Segment Start: Dataset records

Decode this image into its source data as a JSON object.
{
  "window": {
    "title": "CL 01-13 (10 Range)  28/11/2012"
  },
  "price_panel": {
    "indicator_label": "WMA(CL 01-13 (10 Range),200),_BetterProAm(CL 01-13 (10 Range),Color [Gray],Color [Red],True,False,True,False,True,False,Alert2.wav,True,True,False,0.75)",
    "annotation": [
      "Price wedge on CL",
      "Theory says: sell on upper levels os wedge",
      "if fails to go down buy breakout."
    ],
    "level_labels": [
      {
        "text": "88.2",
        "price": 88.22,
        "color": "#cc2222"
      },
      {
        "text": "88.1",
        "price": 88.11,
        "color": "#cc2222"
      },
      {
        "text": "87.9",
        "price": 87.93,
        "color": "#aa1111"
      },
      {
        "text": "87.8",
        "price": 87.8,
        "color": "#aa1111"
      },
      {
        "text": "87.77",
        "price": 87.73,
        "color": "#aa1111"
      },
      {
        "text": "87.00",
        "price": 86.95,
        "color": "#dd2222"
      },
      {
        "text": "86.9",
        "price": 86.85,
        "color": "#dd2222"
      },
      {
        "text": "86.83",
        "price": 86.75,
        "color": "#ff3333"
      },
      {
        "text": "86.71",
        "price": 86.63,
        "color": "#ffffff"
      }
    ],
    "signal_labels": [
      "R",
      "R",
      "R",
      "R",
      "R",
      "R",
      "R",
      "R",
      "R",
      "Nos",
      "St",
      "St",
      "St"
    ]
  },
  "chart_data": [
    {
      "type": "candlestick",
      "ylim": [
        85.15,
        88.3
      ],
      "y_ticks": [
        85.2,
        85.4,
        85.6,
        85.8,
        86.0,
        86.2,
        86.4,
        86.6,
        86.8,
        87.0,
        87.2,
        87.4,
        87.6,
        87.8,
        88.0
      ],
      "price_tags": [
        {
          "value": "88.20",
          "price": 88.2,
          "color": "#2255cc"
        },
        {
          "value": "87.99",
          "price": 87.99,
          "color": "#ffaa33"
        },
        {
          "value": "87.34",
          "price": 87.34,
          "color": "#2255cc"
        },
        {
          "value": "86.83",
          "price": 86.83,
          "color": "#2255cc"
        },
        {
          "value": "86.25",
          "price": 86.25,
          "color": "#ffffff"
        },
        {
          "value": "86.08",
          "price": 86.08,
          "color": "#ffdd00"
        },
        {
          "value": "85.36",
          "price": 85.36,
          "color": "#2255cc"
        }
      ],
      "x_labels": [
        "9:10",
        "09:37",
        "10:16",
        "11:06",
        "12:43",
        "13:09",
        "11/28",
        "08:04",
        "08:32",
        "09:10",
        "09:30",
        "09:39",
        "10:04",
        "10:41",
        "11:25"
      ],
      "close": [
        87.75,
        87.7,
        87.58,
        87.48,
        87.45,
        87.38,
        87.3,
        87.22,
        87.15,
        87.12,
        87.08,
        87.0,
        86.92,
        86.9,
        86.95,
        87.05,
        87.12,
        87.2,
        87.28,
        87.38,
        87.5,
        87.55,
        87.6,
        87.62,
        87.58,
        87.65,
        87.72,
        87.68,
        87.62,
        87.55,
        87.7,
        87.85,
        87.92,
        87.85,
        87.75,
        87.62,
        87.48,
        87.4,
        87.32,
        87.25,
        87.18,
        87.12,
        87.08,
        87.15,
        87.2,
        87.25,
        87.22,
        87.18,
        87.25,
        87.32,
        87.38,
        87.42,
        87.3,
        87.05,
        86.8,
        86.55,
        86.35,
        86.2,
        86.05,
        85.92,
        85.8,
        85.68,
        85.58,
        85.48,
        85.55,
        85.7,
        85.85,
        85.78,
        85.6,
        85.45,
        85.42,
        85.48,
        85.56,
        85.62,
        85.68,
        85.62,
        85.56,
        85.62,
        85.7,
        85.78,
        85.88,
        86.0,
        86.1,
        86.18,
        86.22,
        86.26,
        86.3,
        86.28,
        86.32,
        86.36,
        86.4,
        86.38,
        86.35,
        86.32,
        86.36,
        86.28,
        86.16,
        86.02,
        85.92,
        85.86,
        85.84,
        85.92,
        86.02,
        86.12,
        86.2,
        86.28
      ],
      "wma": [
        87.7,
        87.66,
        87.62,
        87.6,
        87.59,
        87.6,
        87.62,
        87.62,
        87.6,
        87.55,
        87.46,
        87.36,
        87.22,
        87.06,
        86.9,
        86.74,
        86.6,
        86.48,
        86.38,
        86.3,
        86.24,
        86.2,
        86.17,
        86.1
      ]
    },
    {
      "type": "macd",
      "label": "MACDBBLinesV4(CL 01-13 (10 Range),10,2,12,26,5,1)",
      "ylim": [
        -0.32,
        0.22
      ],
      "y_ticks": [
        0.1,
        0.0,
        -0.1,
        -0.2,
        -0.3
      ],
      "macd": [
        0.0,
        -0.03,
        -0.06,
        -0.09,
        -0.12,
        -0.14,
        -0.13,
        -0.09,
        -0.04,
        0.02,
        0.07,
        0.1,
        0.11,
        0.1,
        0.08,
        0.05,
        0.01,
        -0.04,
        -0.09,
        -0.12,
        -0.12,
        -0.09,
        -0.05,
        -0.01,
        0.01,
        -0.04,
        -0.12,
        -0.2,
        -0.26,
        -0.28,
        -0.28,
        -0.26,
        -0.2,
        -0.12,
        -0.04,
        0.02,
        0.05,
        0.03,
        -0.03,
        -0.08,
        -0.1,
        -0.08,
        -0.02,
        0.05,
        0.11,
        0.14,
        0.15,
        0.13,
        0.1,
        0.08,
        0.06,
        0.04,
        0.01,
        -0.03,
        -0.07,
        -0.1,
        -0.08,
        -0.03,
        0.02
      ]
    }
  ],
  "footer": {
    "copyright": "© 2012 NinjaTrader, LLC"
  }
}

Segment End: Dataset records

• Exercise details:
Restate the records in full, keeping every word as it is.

• Answer section:
Decode this image into its source data as a JSON object.
{
  "window": {
    "title": "CL 01-13 (10 Range)  28/11/2012"
  },
  "price_panel": {
    "indicator_label": "WMA(CL 01-13 (10 Range),200),_BetterProAm(CL 01-13 (10 Range),Color [Gray],Color [Red],True,False,True,False,True,False,Alert2.wav,True,True,False,0.75)",
    "annotation": [
      "Price wedge on CL",
      "Theory says: sell on upper levels os wedge",
      "if fails to go down buy breakout."
    ],
    "level_labels": [
      {
        "text": "88.2",
        "price": 88.22,
        "color": "#cc2222"
      },
      {
        "text": "88.1",
        "price": 88.11,
        "color": "#cc2222"
      },
      {
        "text": "87.9",
        "price": 87.93,
        "color": "#aa1111"
      },
      {
        "text": "87.8",
        "price": 87.8,
        "color": "#aa1111"
      },
      {
        "text": "87.77",
        "price": 87.73,
        "color": "#aa1111"
      },
      {
        "text": "87.00",
        "price": 86.95,
        "color": "#dd2222"
      },
      {
        "text": "86.9",
        "price": 86.85,
        "color": "#dd2222"
      },
      {
        "text": "86.83",
        "price": 86.75,
        "color": "#ff3333"
      },
      {
        "text": "86.71",
        "price": 86.63,
        "color": "#ffffff"
      }
    ],
    "signal_labels": [
      "R",
      "R",
      "R",
      "R",
      "R",
      "R",
      "R",
      "R",
      "R",
      "Nos",
      "St",
      "St",
      "St"
    ]
  },
  "chart_data": [
    {
      "type": "candlestick",
      "ylim": [
        85.15,
        88.3
      ],
      "y_ticks": [
        85.2,
        85.4,
        85.6,
        85.8,
        86.0,
        86.2,
        86.4,
        86.6,
        86.8,
        87.0,
        87.2,
        87.4,
        87.6,
        87.8,
        88.0
      ],
      "price_tags": [
        {
          "value": "88.20",
          "price": 88.2,
          "color": "#2255cc"
        },
        {
          "value": "87.99",
          "price": 87.99,
          "color": "#ffaa33"
        },
        {
          "value": "87.34",
          "price": 87.34,
          "color": "#2255cc"
        },
        {
          "value": "86.83",
          "price": 86.83,
          "color": "#2255cc"
        },
        {
          "value": "86.25",
          "price": 86.25,
          "color": "#ffffff"
        },
        {
          "value": "86.08",
          "price": 86.08,
          "color": "#ffdd00"
        },
        {
          "value": "85.36",
          "price": 85.36,
          "color": "#2255cc"
        }
      ],
      "x_labels": [
        "9:10",
        "09:37",
        "10:16",
        "11:06",
        "12:43",
        "13:09",
        "11/28",
        "08:04",
        "08:32",
        "09:10",
        "09:30",
        "09:39",
        "10:04",
        "10:41",
        "11:25"
      ],
      "close": [
        87.75,
        87.7,
        87.58,
        87.48,
        87.45,
        87.38,
        87.3,
        87.22,
        87.15,
        87.12,
        87.08,
        87.0,
        86.92,
        86.9,
        86.95,
        87.05,
        87.12,
        87.2,
        87.28,
        87.38,
        87.5,
        87.55,
        87.6,
        87.62,
        87.58,
        87.65,
        87.72,
        87.68,
        87.62,
        87.55,
        87.7,
        87.85,
        87.92,
        87.85,
        87.75,
        87.62,
        87.48,
        87.4,
        87.32,
        87.25,
        87.18,
        87.12,
        87.08,
        87.15,
        87.2,
        87.25,
        87.22,
        87.18,
        87.25,
        87.32,
        87.38,
        87.42,
        87.3,
        87.05,
        86.8,
        86.55,
        86.35,
        86.2,
        86.05,
        85.92,
        85.8,
        85.68,
        85.58,
        85.48,
        85.55,
        85.7,
        85.85,
        85.78,
        85.6,
        85.45,
        85.42,
        85.48,
        85.56,
        85.62,
        85.68,
        85.62,
        85.56,
        85.62,
        85.7,
        85.78,
        85.88,
        86.0,
        86.1,
        86.18,
        86.22,
        86.26,
        86.3,
        86.28,
        86.32,
        86.36,
        86.4,
        86.38,
        86.35,
        86.32,
        86.36,
        86.28,
        86.16,
        86.02,
        85.92,
        85.86,
        85.84,
        85.92,
        86.02,
        86.12,
        86.2,
        86.28
      ],
      "wma": [
        87.7,
        87.66,
        87.62,
        87.6,
        87.59,
        87.6,
        87.62,
        87.62,
        87.6,
        87.55,
        87.46,
        87.36,
        87.22,
        87.06,
        86.9,
        86.74,
        86.6,
        86.48,
        86.38,
        86.3,
        86.24,
        86.2,
        86.17,
        86.1
      ]
    },
    {
      "type": "macd",
      "label": "MACDBBLinesV4(CL 01-13 (10 Range),10,2,12,26,5,1)",
      "ylim": [
        -0.32,
        0.22
      ],
      "y_ticks": [
        0.1,
        0.0,
        -0.1,
        -0.2,
        -0.3
      ],
      "macd": [
        0.0,
        -0.03,
        -0.06,
        -0.09,
        -0.12,
        -0.14,
        -0.13,
        -0.09,
        -0.04,
        0.02,
        0.07,
        0.1,
        0.11,
        0.1,
        0.08,
        0.05,
        0.01,
        -0.04,
        -0.09,
        -0.12,
        -0.12,
        -0.09,
        -0.05,
        -0.01,
        0.01,
        -0.04,
        -0.12,
        -0.2,
        -0.26,
        -0.28,
        -0.28,
        -0.26,
        -0.2,
        -0.12,
        -0.04,
        0.02,
        0.05,
        0.03,
        -0.03,
        -0.08,
        -0.1,
        -0.08,
        -0.02,
        0.05,
        0.11,
        0.14,
        0.15,
        0.13,
        0.1,
        0.08,
        0.06,
        0.04,
        0.01,
        -0.03,
        -0.07,
        -0.1,
        -0.08,
        -0.03,
        0.02
      ]
    }
  ],
  "footer": {
    "copyright": "© 2012 NinjaTrader, LLC"
  }
}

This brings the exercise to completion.